Time to weigh in on another debate raging in Blackhawk Nation since last year: what's the deal with Brent Seabrook?
Late yesterday, a Hawk beat reporter posted a tweet, wherein Joel Quenneville responded to his question surrounding a possible platoon of Seabrook with Connor Murphy and Cody Franson (who are already platooning).
140 characters didn't permit any logical context for the suggestion, so maybe it was because . . . "Seabrook now sucks," or so the mantra goes through much of the Hawk Web-O-Sphere.
Funny thing about hockey message boards and social media—narratives seem to form through osmosis and gain momentum through inertia.
There was a time when, "ya know, Butch and Sundance," Seabrook and Duncan Keith were kind of seen as co-equals coming up in their Hawk careers—say, before 2010.
Over time, that changed, Estimations of Seabrook's ability sort of slid back—as they should have, while Keith went on to win 2 Norris Trophies and a Conn Smythe.
All that said, the now 32 year old Seabrook was there for, and played an integral role in, 3 Stanley Cups, the last of which where he, Keith, Johnny Oduya and Nik Hjalmarsson carried the team through four grueling rounds with Michal Rozsival, a throughly done Kimmo Timonen, David Rundblad and Kyle Cumiskey as their depth.
Yeah, you can make the argument that Seabrook has some hard miles on his body and has maybe lost a half a step. I won't argue that.
But the fancy stats (taken out of context) argument that Seabrook's game has "fallen off a cliff," doesn't seem to pass the eye test. At least not yet. More on that in a second.

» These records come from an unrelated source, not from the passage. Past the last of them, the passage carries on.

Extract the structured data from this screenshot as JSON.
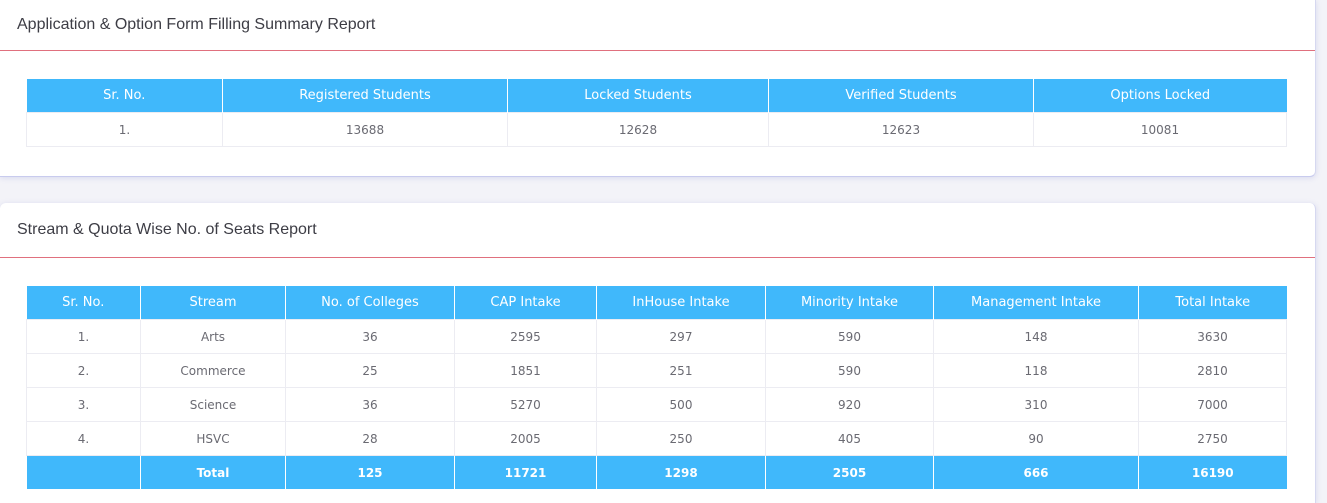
{
  "summary": {
    "title": "Application & Option Form Filling Summary Report",
    "headers": [
      "Sr. No.",
      "Registered Students",
      "Locked Students",
      "Verified Students",
      "Options Locked"
    ],
    "rows": [
      [
        "1.",
        "13688",
        "12628",
        "12623",
        "10081"
      ]
    ]
  },
  "seats": {
    "title": "Stream & Quota Wise No. of Seats Report",
    "headers": [
      "Sr. No.",
      "Stream",
      "No. of Colleges",
      "CAP Intake",
      "InHouse Intake",
      "Minority Intake",
      "Management Intake",
      "Total Intake"
    ],
    "rows": [
      [
        "1.",
        "Arts",
        "36",
        "2595",
        "297",
        "590",
        "148",
        "3630"
      ],
      [
        "2.",
        "Commerce",
        "25",
        "1851",
        "251",
        "590",
        "118",
        "2810"
      ],
      [
        "3.",
        "Science",
        "36",
        "5270",
        "500",
        "920",
        "310",
        "7000"
      ],
      [
        "4.",
        "HSVC",
        "28",
        "2005",
        "250",
        "405",
        "90",
        "2750"
      ]
    ],
    "total": [
      "",
      "Total",
      "125",
      "11721",
      "1298",
      "2505",
      "666",
      "16190"
    ]
  },
  "colors": {
    "header_bg": "#40b8fb",
    "divider": "#e0707e"
  }
}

I reported here back in June that the Hawks had very quietly proposed a deal with Vancouver, where Seabrook and Gustav Forsling would move west to Seabrook's hometown for Chris Tanev. Never really went anywhere.
So my strong belief is, the Hawks would like to eventually move Seabrook's deal—which is expensive with a lot of term.
But that doesn't mean the wheels are off, Seabrook blows, get out the torches and pitchforks, either.
My opinion here, Brent Seabrook is still a solid top 4 defenseman in the National Hockey League, and likely will be for a couple more years.
Fact, the fancy stats that deem Seabrook's game "off the cliff," may not be fully accounting for his playing a great deal of the last two years with a now minor league defenseman named Viktor Svedberg, and a rookie last year in Michal Kempny. Not to mention, the quality of the forwards they faced.
I mean those Hawk teams still had third pairing guys Trevor van Riemsdyk and Rozsival—and a completely unready Gustav Forsling and a still injured Johnny Oduya for smaller parts of last season.
So Seabrook and Kempny, and before that Seabrook and Svedberg, if you just do the math, were not really sheltered, playing mostly against second and third lines in all likelihood. It also says something at least that Joel Quenneville asked Seabrook, and not his other top RD, Hjalmarsson, to serve as babysitter.
So Quenneville's assessment, enumerated in the tweet last night, of Seabrook thus far this year:
"Seabs has been fine."
Sure, Q will skew toward favoring veteran players. But Seabrook is not Rozsival. He's also not Murphy, much less a camp PTO with serious mobility limitations.
My belief is, we will see the return of the compliance buyout with a new CBA—and at that point, the Hawks will probably send Seabrook off into the sunset. Until then, call me old and crusty, but it seems all the consternation over Seabrook and his deal (when the Hawks have cap room for once) is overblown.
And while some clamor for using the newly minted cap space to "go out and get a top 4 defenseman," what GM keeps his job after trading a defenseman the equal or better of Seabrook for, say, Tanner Kero, a draft pick and a box of tape?
So, what else ya got?
Be glad, for now, you have Brent Seabrook. And focus elsewhere.
I'll preview the Blues tomorrow, check out the Shoutcast posting tonight or tomorrow AM where gatekeeper and I interview Craig Custance on his new book, and just talk more hockey.